Slickensides are highly polished and/or striated surfaces that form as a result of tectonic movement or differential compaction of sediment. Common to coal-bearing strata, slickensides can occur on practically any plane of weakness subjected to elevated stress. They can be found along joints, cleats, faults, and other structural and sedimentary features and occur in practically all rock types. However, slickensides occur most frequently in finer-grained rock types such as mudstone and shale. Slickensided fractures are often analogous to slips.
Laird et al. (1985) distinguished two types of slickensides in coal deposits of the Western U.S. The first type, referred to as compaction slickensides, form contemporaneously in fine-grained strata near sandstone units. The second variety, referred to as structural slickensides, exhibit higher deformation caused by more intense pressure. Structural slickensides form adjacent to and beneath paleochannels, at depths exceeding 450 m and under the influence of high horizontal stress. The same classification terms are adopted here. However, structural slickensides incorporate a much broader spectrum of genesis.
Figures & Tables

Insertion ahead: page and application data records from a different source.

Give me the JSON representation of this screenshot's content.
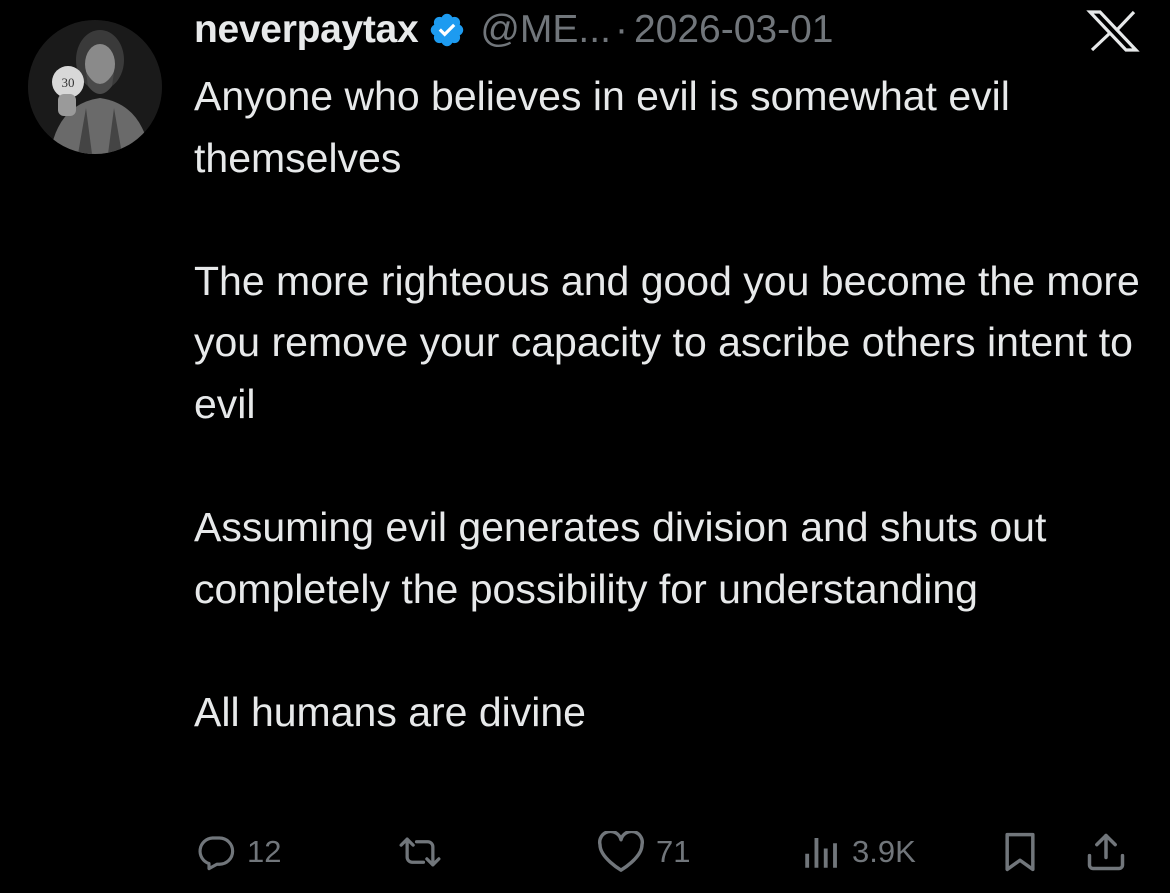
{
  "author": {
    "display_name": "neverpaytax",
    "handle": "@ME...",
    "separator": "·",
    "date": "2026-03-01",
    "verified": true,
    "avatar": {
      "icon": "avatar-portrait",
      "inset_text": "30"
    }
  },
  "platform_logo": "x-logo-icon",
  "tweet": {
    "paragraphs": [
      "Anyone who believes in evil is somewhat evil themselves",
      "The more righteous and good you become the more you remove your capacity to ascribe others intent to evil",
      "Assuming evil generates division and shuts out completely the possibility for understanding",
      "All humans are divine"
    ]
  },
  "actions": {
    "reply": {
      "icon": "reply-icon",
      "count": "12"
    },
    "retweet": {
      "icon": "retweet-icon",
      "count": ""
    },
    "like": {
      "icon": "heart-icon",
      "count": "71"
    },
    "views": {
      "icon": "views-icon",
      "count": "3.9K"
    },
    "bookmark": {
      "icon": "bookmark-icon"
    },
    "share": {
      "icon": "share-icon"
    }
  },
  "colors": {
    "background": "#000000",
    "text": "#e7e9ea",
    "secondary_text": "#71767b",
    "verified_badge": "#1d9bf0"
  }
}
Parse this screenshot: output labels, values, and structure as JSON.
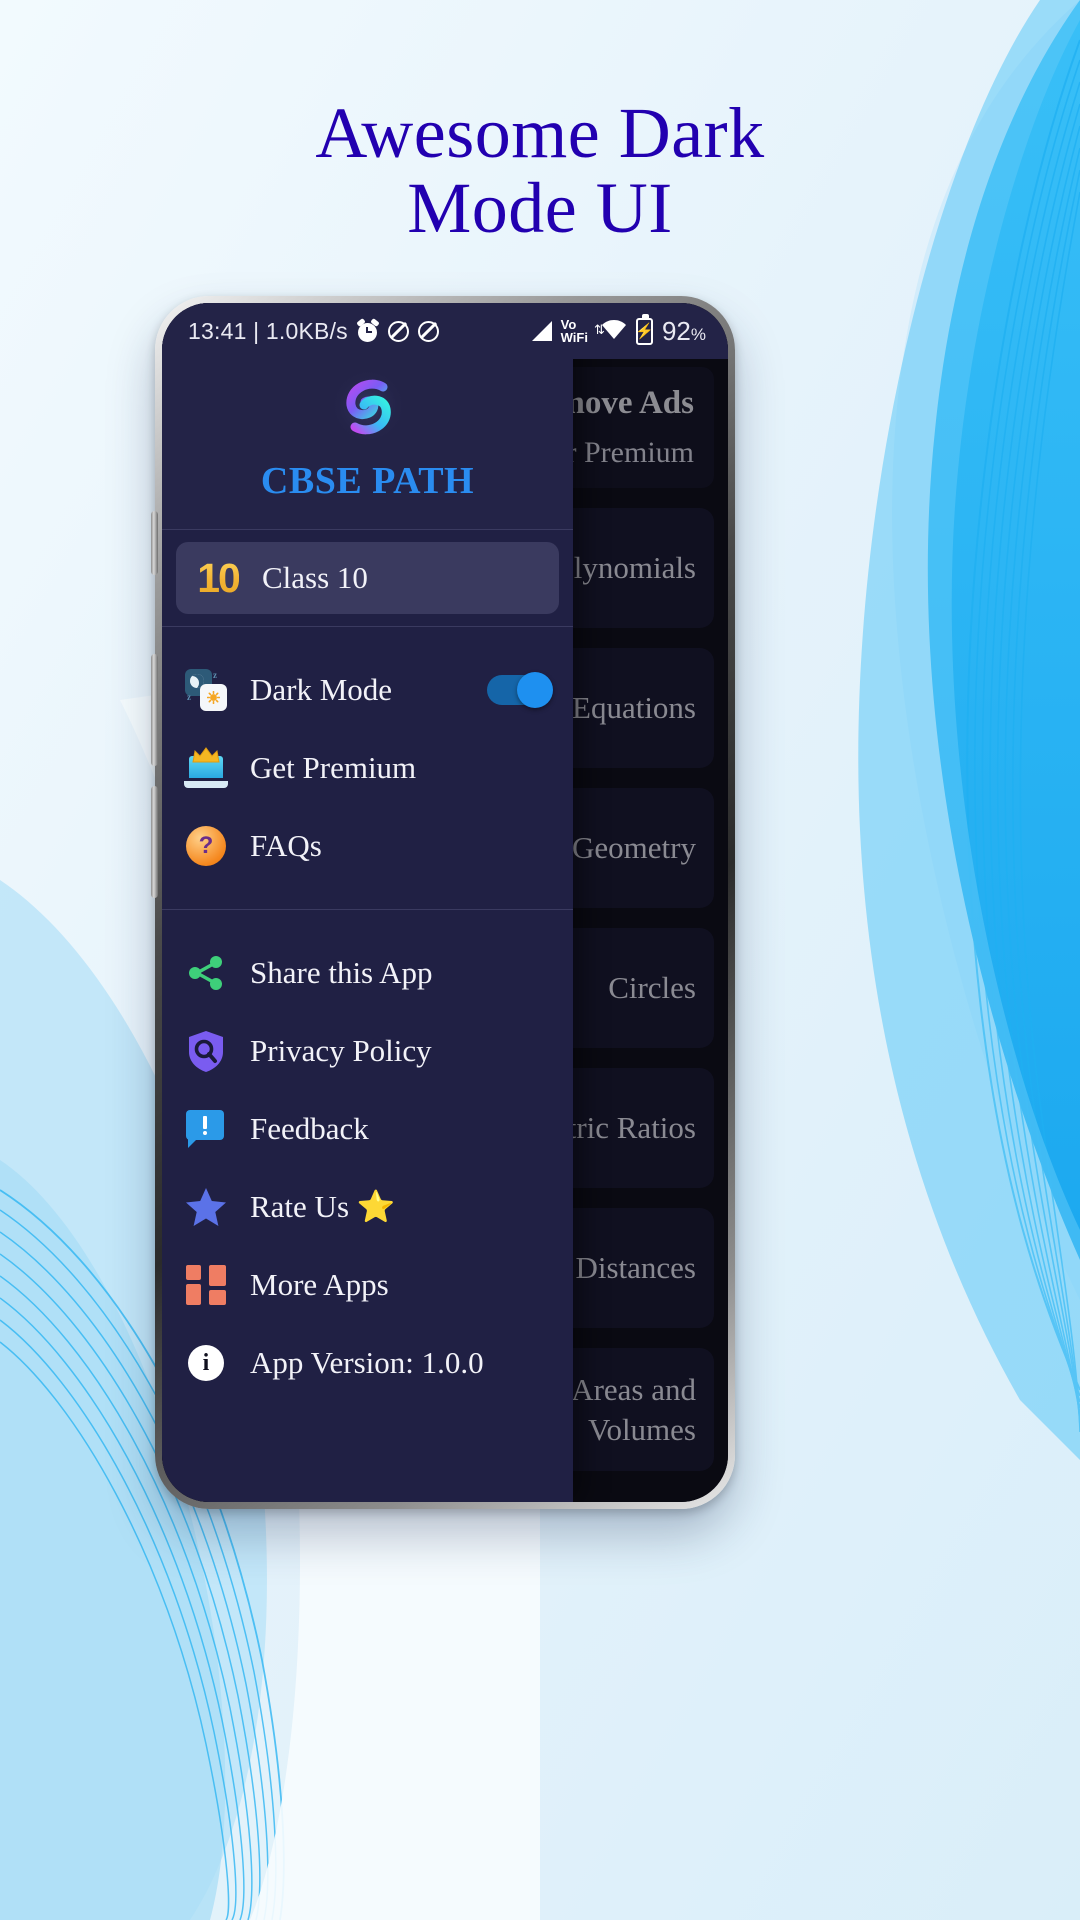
{
  "headline": {
    "line1": "Awesome Dark",
    "line2": "Mode UI"
  },
  "statusbar": {
    "left_text": "13:41 | 1.0KB/s",
    "alarm_icon": "alarm-clock-icon",
    "mute_icon_1": "ringer-off-icon",
    "mute_icon_2": "vibrate-off-icon",
    "signal_icon": "cellular-signal-icon",
    "volte_label": "Vo",
    "wifi_label": "WiFi",
    "wifi_icon": "wifi-icon",
    "battery_icon": "battery-charging-icon",
    "battery_percent": "92",
    "battery_percent_symbol": "%"
  },
  "drawer": {
    "app_name": "CBSE PATH",
    "logo_icon": "cbse-path-logo",
    "selected": {
      "badge": "10",
      "label": "Class 10",
      "icon": "class-10-badge-icon"
    },
    "group_settings": [
      {
        "label": "Dark Mode",
        "icon": "dark-mode-icon",
        "toggle": true,
        "toggle_on": true
      },
      {
        "label": "Get Premium",
        "icon": "crown-laptop-icon",
        "toggle": false
      },
      {
        "label": "FAQs",
        "icon": "question-mark-icon",
        "toggle": false
      }
    ],
    "group_actions": [
      {
        "label": "Share this App",
        "icon": "share-icon"
      },
      {
        "label": "Privacy Policy",
        "icon": "shield-icon"
      },
      {
        "label": "Feedback",
        "icon": "feedback-icon"
      },
      {
        "label": "Rate Us ⭐",
        "icon": "star-icon"
      },
      {
        "label": "More Apps",
        "icon": "grid-apps-icon"
      },
      {
        "label": "App Version: 1.0.0",
        "icon": "info-icon"
      }
    ]
  },
  "content": {
    "ad_card": {
      "title": "Remove Ads",
      "subtitle": "Our Premium"
    },
    "topics": [
      "Polynomials",
      "Quadratic Equations",
      "Co-ordinate Geometry",
      "Circles",
      "Trigonometric Ratios",
      "Heights and Distances",
      "Surface Areas and Volumes"
    ]
  },
  "colors": {
    "headline": "#2200b0",
    "drawer_bg": "#202044",
    "drawer_head_bg": "#232347",
    "selected_row": "#3a3a5f",
    "app_name": "#2a8cf0",
    "toggle_on": "#1e90f0",
    "badge_gold": "#f2b233",
    "page_bg": "#eaf4fb",
    "wave_blue": "#29b6f6"
  }
}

This volume of the “Atlas of Coal Geology” provides 393 images on various subject matters related to coal deposits and coal resource utilization. The supporting text provides an introductory overview of coal exploration, mining, and coalbed methane (CBM) development, followed by discussions on various megascopic aspects of coal geology (microscopic aspects are covered in Volume 2). Because of the vast subject matter, many generalities had to be made in the text. References are included to guide those interested to more detailed discussions. All citations within the document are linked to the detailed reference list for this volume. The overriding theme for this publication is that a picture is worth a thousand words.